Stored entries
——

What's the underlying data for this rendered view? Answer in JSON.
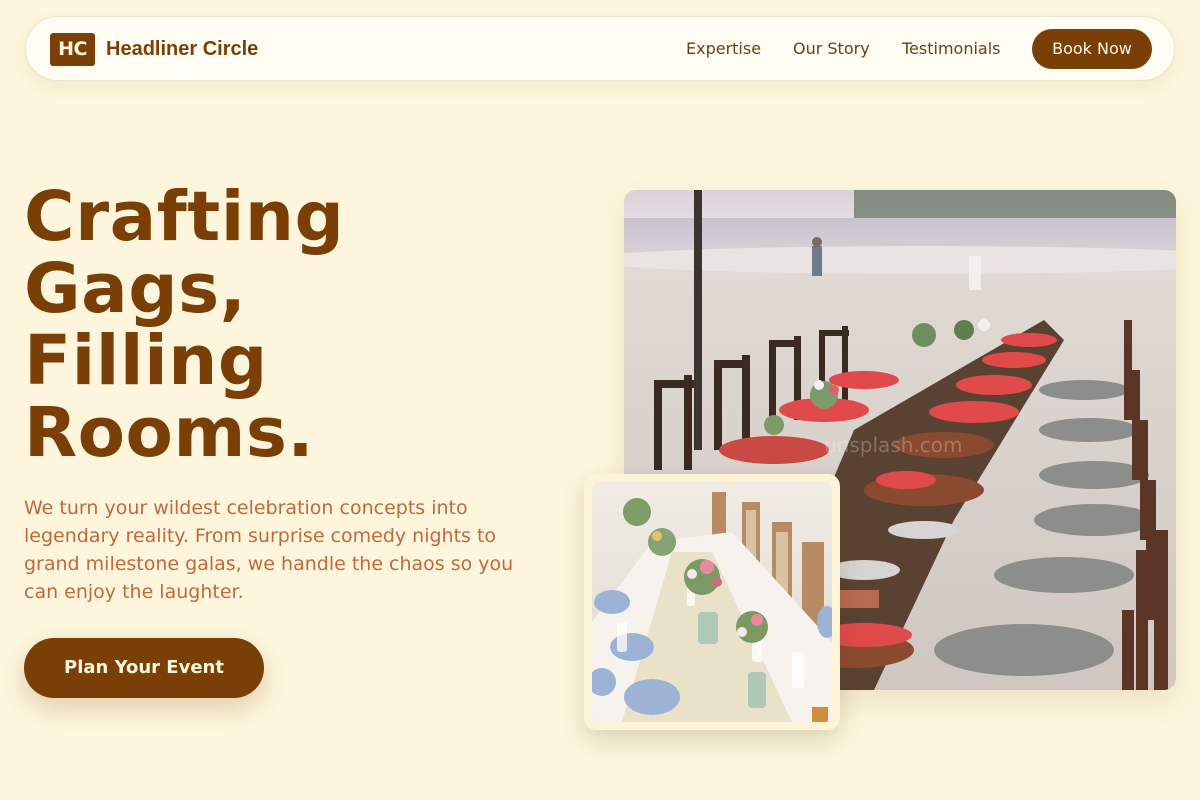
{
  "header": {
    "logo_initials": "HC",
    "brand_name": "Headliner Circle",
    "nav": {
      "expertise": "Expertise",
      "our_story": "Our Story",
      "testimonials": "Testimonials"
    },
    "cta_label": "Book Now"
  },
  "hero": {
    "title_lines": [
      "Crafting",
      "Gags,",
      "Filling",
      "Rooms."
    ],
    "description": "We turn your wildest celebration concepts into legendary reality. From surprise comedy nights to grand milestone galas, we handle the chaos so you can enjoy the laughter.",
    "cta_label": "Plan Your Event"
  },
  "colors": {
    "background": "#fdf6dc",
    "brand_brown": "#7a3f06",
    "text_orange": "#c0693a",
    "header_bg": "#fffdf3"
  }
}
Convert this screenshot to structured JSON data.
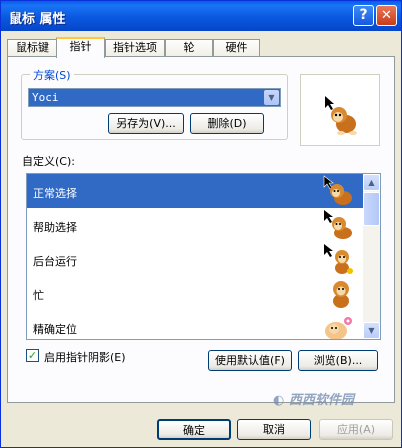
{
  "window": {
    "title": "鼠标 属性",
    "help_label": "?",
    "close_label": "✕"
  },
  "tabs": [
    {
      "label": "鼠标键"
    },
    {
      "label": "指针"
    },
    {
      "label": "指针选项"
    },
    {
      "label": "轮"
    },
    {
      "label": "硬件"
    }
  ],
  "scheme": {
    "legend": "方案(S)",
    "selected": "Yoci",
    "save_as_label": "另存为(V)...",
    "delete_label": "删除(D)"
  },
  "customize_label": "自定义(C):",
  "pointers": [
    {
      "label": "正常选择",
      "selected": true,
      "icon": "monkey-arrow-icon"
    },
    {
      "label": "帮助选择",
      "selected": false,
      "icon": "monkey-help-icon"
    },
    {
      "label": "后台运行",
      "selected": false,
      "icon": "monkey-busy-arrow-icon"
    },
    {
      "label": "忙",
      "selected": false,
      "icon": "monkey-busy-icon"
    },
    {
      "label": "精确定位",
      "selected": false,
      "icon": "monkey-precision-icon"
    }
  ],
  "shadow": {
    "label": "启用指针阴影(E)",
    "checked": true
  },
  "use_default_label": "使用默认值(F)",
  "browse_label": "浏览(B)...",
  "footer": {
    "ok_label": "确定",
    "cancel_label": "取消",
    "apply_label": "应用(A)"
  },
  "colors": {
    "accent": "#316ac5",
    "title_bar": "#0a58e0",
    "face": "#ece9d8",
    "tab_highlight": "#ffc73c"
  }
}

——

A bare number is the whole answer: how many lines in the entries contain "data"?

2